  • Expressing Feelings: Share your feelings and concerns with your partner openly and honestly. Use “I” statements to convey your emotions without placing blame.
  • Conflict Resolution: Disagreements are natural, but it’s essential to approach conflicts constructively. Focus on finding solutions rather than dwelling on the problem.
  • Compromise: Be willing to compromise and find middle ground. Remember that a wedding is a shared celebration of your love, and both partners should have a say in the planning process.
  • Seeking Support: If communication challenges persist, consider couples counseling. A therapist can provide guidance and tools to enhance your communication skills and strengthen your relationship.

Remember that effective communication is an ongoing process that requires effort from both partners. By being aware of your childhood communication patterns and actively working to improve them, you can create a more harmonious and cooperative wedding planning experience.


In this blog, we’ve explored the intricate connection between childhood experiences and wedding planning. From attachment styles to family dynamics, from childhood expectations to financial backgrounds, and from emotional resilience to communication patterns, it’s clear that our past has a profound influence on our present.

As you embark on this beautiful journey of planning your wedding, take the time to reflect on your own childhood experiences and how they may be impacting your decisions and emotions. Embrace open communication with your partner, and don’t hesitate to seek support, whether through therapy or from loved ones.

Ultimately, your wedding is a celebration of the unique love story you and your partner share. By understanding and addressing the ways in which your past shapes your present, you can create a wedding experience that reflects your individuality and your shared dreams.

Closing Thoughts:

As I wrap up this blog, I want to leave you with one final piece of advice: cherish the journey. Amidst the planning and decision-making, don’t forget to savor the moments of joy, connection, and anticipation. Your wedding day is a beautiful chapter in your love story, and it’s worth every bit of effort and introspection to make it truly special.

I invite you to share your thoughts, stories, and experiences in the comments section below. How have your childhood experiences influenced your wedding planning journey? Your insights and perspectives may inspire and resonate with others on their own paths to “I do.”

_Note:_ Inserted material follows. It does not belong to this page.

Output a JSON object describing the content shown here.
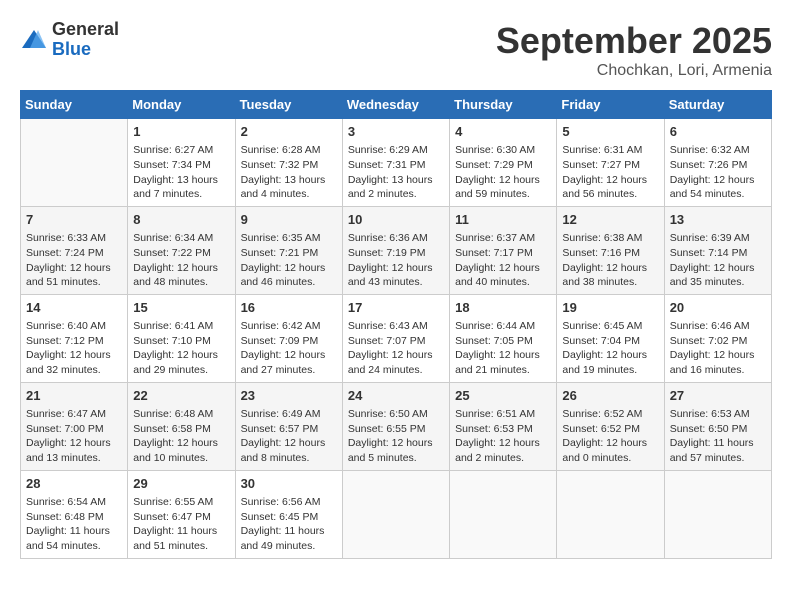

Congratulations on your upcoming wedding, and may your love continue to grow stronger with each step you take together.